* **EXERCISE**
Every line that contains "likes" must be located and copied from the data.

━━━━━ RECORDS FOR THIS EXERCISE ━━━━━

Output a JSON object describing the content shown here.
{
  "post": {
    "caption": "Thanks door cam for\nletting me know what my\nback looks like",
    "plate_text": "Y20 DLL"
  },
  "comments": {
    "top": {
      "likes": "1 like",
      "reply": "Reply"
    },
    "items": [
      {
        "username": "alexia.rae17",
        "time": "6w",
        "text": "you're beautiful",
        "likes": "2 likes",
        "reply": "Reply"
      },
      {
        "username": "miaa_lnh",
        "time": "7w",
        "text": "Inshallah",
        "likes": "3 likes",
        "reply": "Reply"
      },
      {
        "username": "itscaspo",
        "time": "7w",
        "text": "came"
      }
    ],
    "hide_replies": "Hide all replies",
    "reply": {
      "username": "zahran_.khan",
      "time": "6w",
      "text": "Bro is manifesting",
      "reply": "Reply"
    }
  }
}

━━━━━
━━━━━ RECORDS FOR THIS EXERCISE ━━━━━

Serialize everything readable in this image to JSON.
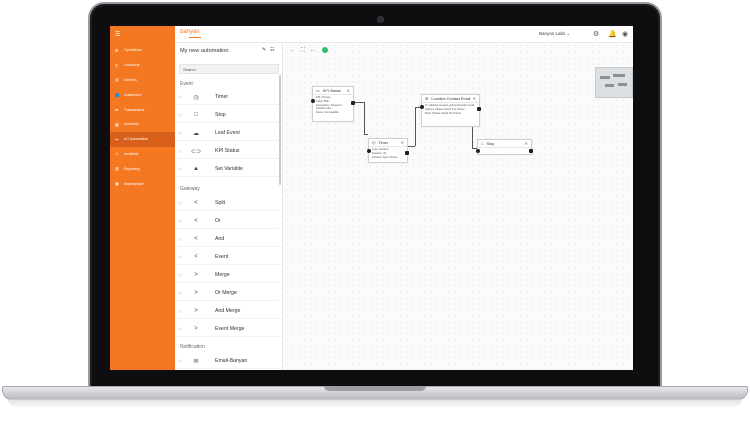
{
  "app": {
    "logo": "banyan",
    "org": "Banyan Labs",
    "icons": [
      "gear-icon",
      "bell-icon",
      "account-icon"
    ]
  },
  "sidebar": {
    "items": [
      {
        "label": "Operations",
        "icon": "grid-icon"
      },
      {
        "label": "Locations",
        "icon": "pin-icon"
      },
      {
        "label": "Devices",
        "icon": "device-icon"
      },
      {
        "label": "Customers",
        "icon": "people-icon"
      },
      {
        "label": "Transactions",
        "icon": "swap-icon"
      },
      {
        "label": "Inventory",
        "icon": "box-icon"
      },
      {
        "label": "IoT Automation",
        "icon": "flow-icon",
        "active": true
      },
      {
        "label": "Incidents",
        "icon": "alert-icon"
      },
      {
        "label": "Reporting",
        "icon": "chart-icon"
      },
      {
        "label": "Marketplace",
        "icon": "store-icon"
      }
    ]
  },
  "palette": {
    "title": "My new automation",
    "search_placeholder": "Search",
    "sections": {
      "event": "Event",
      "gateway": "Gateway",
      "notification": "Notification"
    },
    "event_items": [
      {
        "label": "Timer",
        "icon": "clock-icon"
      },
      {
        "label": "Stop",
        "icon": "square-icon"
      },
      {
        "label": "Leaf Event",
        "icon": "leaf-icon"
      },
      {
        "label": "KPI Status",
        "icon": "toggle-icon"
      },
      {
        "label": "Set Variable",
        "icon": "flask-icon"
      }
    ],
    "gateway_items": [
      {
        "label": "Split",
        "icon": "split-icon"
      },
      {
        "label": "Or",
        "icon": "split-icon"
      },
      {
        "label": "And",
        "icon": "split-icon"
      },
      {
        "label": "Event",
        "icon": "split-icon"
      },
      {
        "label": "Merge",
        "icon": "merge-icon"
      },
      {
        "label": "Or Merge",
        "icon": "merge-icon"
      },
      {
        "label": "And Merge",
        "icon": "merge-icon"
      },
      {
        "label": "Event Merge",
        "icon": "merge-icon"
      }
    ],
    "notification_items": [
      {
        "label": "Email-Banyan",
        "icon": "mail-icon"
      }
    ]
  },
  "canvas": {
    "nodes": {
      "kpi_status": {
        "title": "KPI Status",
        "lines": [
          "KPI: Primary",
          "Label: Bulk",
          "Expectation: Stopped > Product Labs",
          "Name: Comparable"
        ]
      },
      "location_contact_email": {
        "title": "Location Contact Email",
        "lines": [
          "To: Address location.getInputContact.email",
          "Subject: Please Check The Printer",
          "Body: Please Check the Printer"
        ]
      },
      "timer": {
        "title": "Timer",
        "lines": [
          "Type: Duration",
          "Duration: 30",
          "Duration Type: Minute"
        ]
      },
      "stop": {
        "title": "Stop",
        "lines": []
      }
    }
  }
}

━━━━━

* **EXPECTED ANSWER**
      "likes": "1 like",
        "likes": "2 likes",
        "likes": "3 likes",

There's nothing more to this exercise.